The Enlightenment Case Museum

Life in the 1700s

Music of the 1700s

Music in the 1700s changed as Romanticism (a new genre and style) began to exist. Romanticism brought a great love to nature, distracted people from the corrupted society, and brought up mysteries about mythology, religion, the supernatural and the unknown. Romanticism changed the ways of music by inventing bold, new orchestral sounds for the opera genre. Overtures were written, but not as introductions to operas. Instead, they were written for concert pieces with themes that were suggested by books, plays, and personal experiences. Romanticism also began to invent program music, which became popular between romantic composers. Program music was music that told a story for the listener to image as the composition goes on.

The Well-Tempered Clavier by Bach

Robin

Bach - The Well-Tempered Clavier, Book I: Fugue No.13 BWV 858 (is in album "Mondnacht") by Robin

Water Music by Handel

Musica Productions

Water music by handel by Musica Productions

The Marriage of Figaro by Mozart

gbalston

Mozart - Marriage of Figaro Overture by gbalston

Art of the 1700s

Just like music, Romanticism style changed art in the 1700s by entering artists's mind and changing the way they painted and expressed their masterpieces to the public. Romanticism could be seen more prominently in paintings rather than in sculptures and architecture. Subjects for paintings were now more often taken from nature. Biblical, mythological, and supernatural subject were also used. Romantic artists used radiant colors expressive brushwork to paint their masterpieces.
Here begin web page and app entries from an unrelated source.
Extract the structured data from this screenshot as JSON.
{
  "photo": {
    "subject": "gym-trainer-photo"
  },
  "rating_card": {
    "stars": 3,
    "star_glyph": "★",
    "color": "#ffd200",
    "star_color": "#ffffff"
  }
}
Artists began to prefer using curving lines and shapes to express their paintings.


Baroque Artwork:
  • very religious arts
  • the church loved their style of art
  • art was "full of motion"
  • made incredible ceiling frescoes


Rococo Artwork:

  • focused on more interior designs
  • only for royalty
  • made paintings, architecture for buildings, and sculptures

Baroque Artwork

Rococo Artwork

Peasant Life in the 1700s

  • poverty
  • women did house work everyday
  • men had hard labor daily for about 17 - to - 18 hours
  • landowning peasants lived a little better than the average peasant
  • school was year-round
  • religion was heavily studied in school
  • children at 14 could either start working or continue onto secondary school
  • few possessions
  • basic, bland diets
  • experienced everything in its most raw form
  • no control in the shape of their lives
  • no shield from heat in the summer and cold in the winter
  • played street sports for entertainment
  • hockey, stickball (baseball or softball), golf, soccer
  • often had to trade for supplies and needs to survive

Life at Home

Big image

Farmers and Small Trade

Big image

Hard Labor

Big image